A manger, or trough, is a feeder that is made of carved stone, wood, or metal construction and is used to hold food for animals (as in a stable). Mangers are mostly used in livestock raising. They are also used to feed wild animals, e.g., in nature reserves. The word comes from the French manger (meaning "to eat"), from Latin manducare (meaning "to chew").
A manger is also a Christian symbol, associated with nativity scenes where Mary, forced by necessity to stay in a stable instead of an inn, used a manger as a makeshift bed for the baby Jesus. (Greek: φατνη phatnē; Luke 2:7).
- Artesa, Spanish term for a trough also used in bread making
- Away in a Manger, a Christmas carol
- William, Francis Dawson (1902). Christmas: Its Origin and Associations. E. Stock.
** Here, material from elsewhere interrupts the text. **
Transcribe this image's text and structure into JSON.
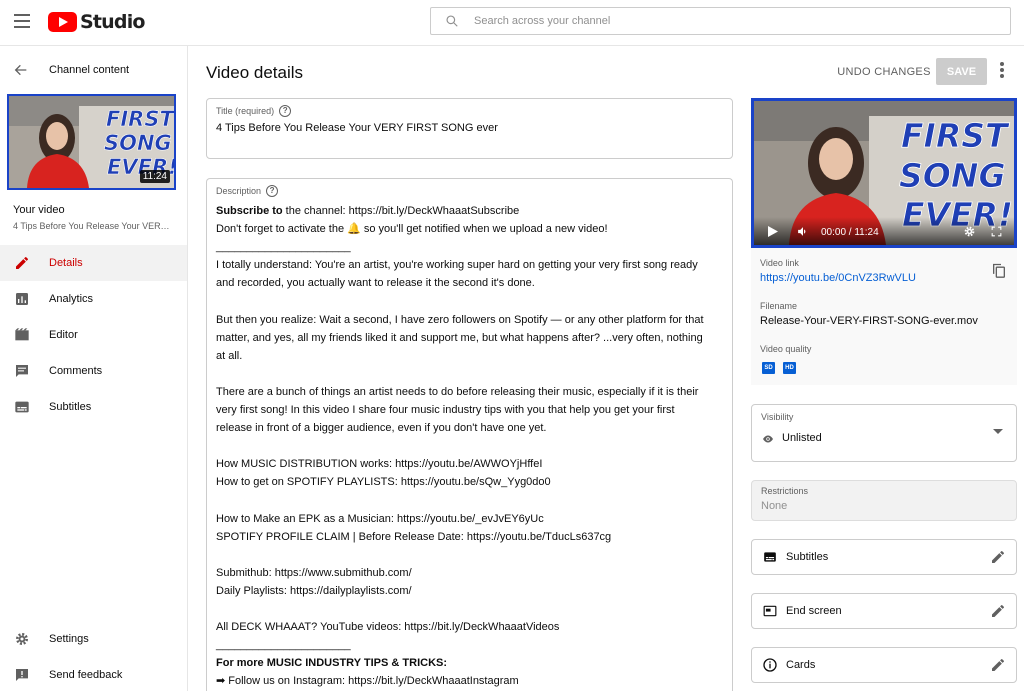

Retrieved 2014-12-25.
|This agriculture article is a stub. You can help Wikipedia by expanding it.|